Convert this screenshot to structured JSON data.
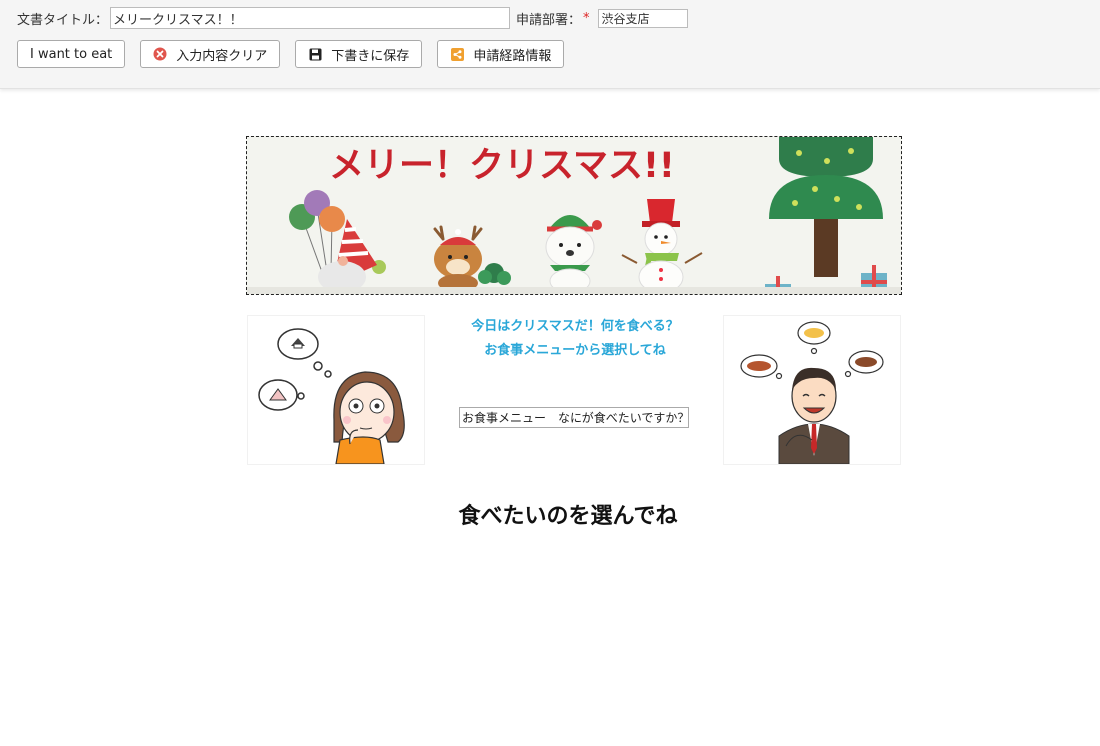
{
  "form": {
    "title_label": "文書タイトル：",
    "title_value": "メリークリスマス！！",
    "dept_label": "申請部署：",
    "required_mark": "*",
    "dept_value": "渋谷支店"
  },
  "toolbar": {
    "eat_label": "I want to eat",
    "clear_label": "入力内容クリア",
    "save_label": "下書きに保存",
    "route_label": "申請経路情報"
  },
  "banner": {
    "text": "メリー！クリスマス!!"
  },
  "message": {
    "line1": "今日はクリスマスだ！何を食べる？",
    "line2": "お食事メニューから選択してね"
  },
  "menu": {
    "selected": "お食事メニュー　なにが食べたいですか？"
  },
  "section": {
    "title": "食べたいのを選んでね"
  },
  "colors": {
    "accent_text": "#2aa7d8",
    "clear_icon": "#e0554d",
    "route_icon": "#f0a030",
    "banner_title": "#c8232c"
  },
  "icons": {
    "clear": "clear-x-icon",
    "save": "floppy-disk-icon",
    "route": "share-route-icon"
  }
}
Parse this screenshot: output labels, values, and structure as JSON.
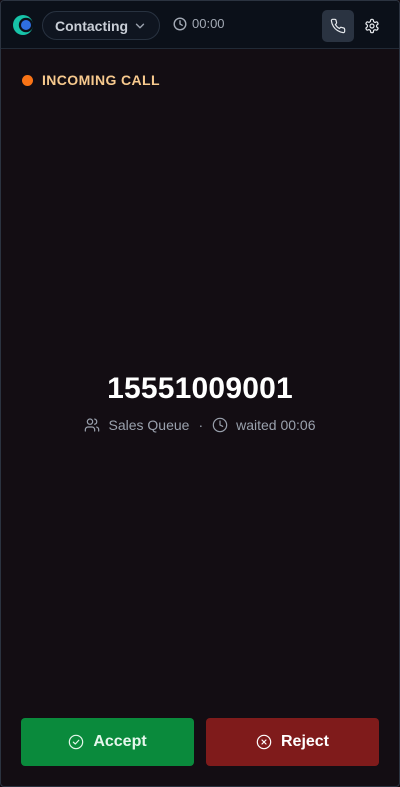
{
  "topbar": {
    "logo_icon": "app-logo-icon",
    "status": {
      "label": "Contacting",
      "icon": "chevron-down-icon"
    },
    "timer": {
      "icon": "clock-icon",
      "value": "00:00"
    },
    "phone_button": {
      "icon": "phone-icon"
    },
    "settings_button": {
      "icon": "gear-icon"
    }
  },
  "call": {
    "state_label": "INCOMING CALL",
    "state_color": "#f97316",
    "number": "15551009001",
    "queue": {
      "icon": "users-icon",
      "label": "Sales Queue"
    },
    "separator": "·",
    "waited": {
      "icon": "clock-icon",
      "label": "waited 00:06"
    }
  },
  "actions": {
    "accept": {
      "label": "Accept",
      "icon": "check-circle-icon",
      "color": "#0a8a3c"
    },
    "reject": {
      "label": "Reject",
      "icon": "x-circle-icon",
      "color": "#7f1b1b"
    }
  }
}
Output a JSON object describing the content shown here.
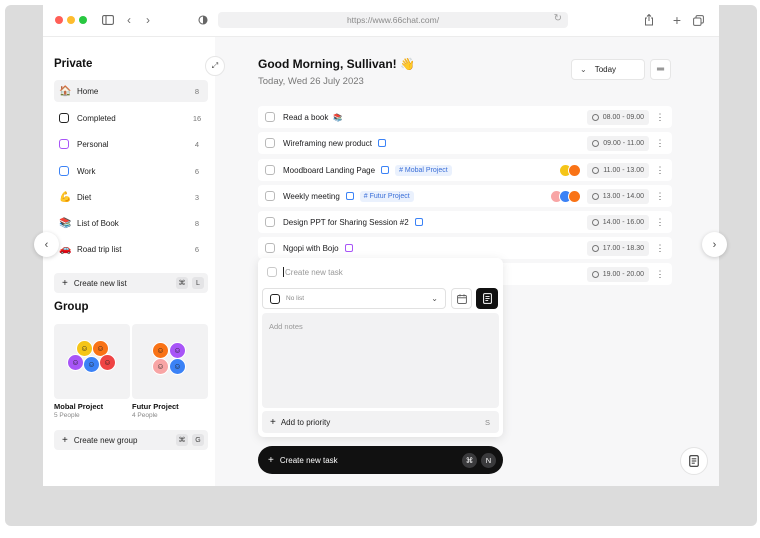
{
  "browser": {
    "url": "https://www.66chat.com/"
  },
  "sidebar": {
    "private_title": "Private",
    "items": [
      {
        "label": "Home",
        "count": "8",
        "icon": "house-emoji"
      },
      {
        "label": "Completed",
        "count": "16",
        "icon": "box-black"
      },
      {
        "label": "Personal",
        "count": "4",
        "icon": "box-purple"
      },
      {
        "label": "Work",
        "count": "6",
        "icon": "box-blue"
      },
      {
        "label": "Diet",
        "count": "3",
        "icon": "muscle-emoji"
      },
      {
        "label": "List of Book",
        "count": "8",
        "icon": "books-emoji"
      },
      {
        "label": "Road trip list",
        "count": "6",
        "icon": "car-emoji"
      }
    ],
    "create_list": {
      "label": "Create new list",
      "key1": "⌘",
      "key2": "L"
    },
    "group_title": "Group",
    "groups": [
      {
        "name": "Mobal Project",
        "members": "5 People"
      },
      {
        "name": "Futur Project",
        "members": "4 People"
      }
    ],
    "create_group": {
      "label": "Create new group",
      "key1": "⌘",
      "key2": "G"
    }
  },
  "header": {
    "greeting": "Good Morning, Sullivan! 👋",
    "date": "Today, Wed 26 July 2023",
    "filter": "Today"
  },
  "tasks": [
    {
      "title": "Read a book",
      "emoji": "📚",
      "tag": "",
      "time": "08.00 - 09.00"
    },
    {
      "title": "Wireframing new product",
      "emoji": "",
      "tag": "",
      "time": "09.00 - 11.00"
    },
    {
      "title": "Moodboard Landing Page",
      "emoji": "",
      "tag": "# Mobal Project",
      "time": "11.00 - 13.00"
    },
    {
      "title": "Weekly meeting",
      "emoji": "",
      "tag": "# Futur Project",
      "time": "13.00 - 14.00"
    },
    {
      "title": "Design PPT for Sharing Session #2",
      "emoji": "",
      "tag": "",
      "time": "14.00 - 16.00"
    },
    {
      "title": "Ngopi with Bojo",
      "emoji": "",
      "tag": "",
      "time": "17.00 - 18.30"
    },
    {
      "title": "",
      "emoji": "",
      "tag": "",
      "time": "19.00 - 20.00"
    }
  ],
  "new_task_popup": {
    "placeholder": "Create new task",
    "list_placeholder": "No list",
    "notes_placeholder": "Add notes",
    "priority_label": "Add to priority",
    "priority_key": "S"
  },
  "create_task_bar": {
    "label": "Create new task",
    "key1": "⌘",
    "key2": "N"
  },
  "colors": {
    "accent_blue": "#3b82f6",
    "purple": "#a855f7",
    "dark": "#111111"
  }
}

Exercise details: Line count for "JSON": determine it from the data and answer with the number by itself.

Result below: 3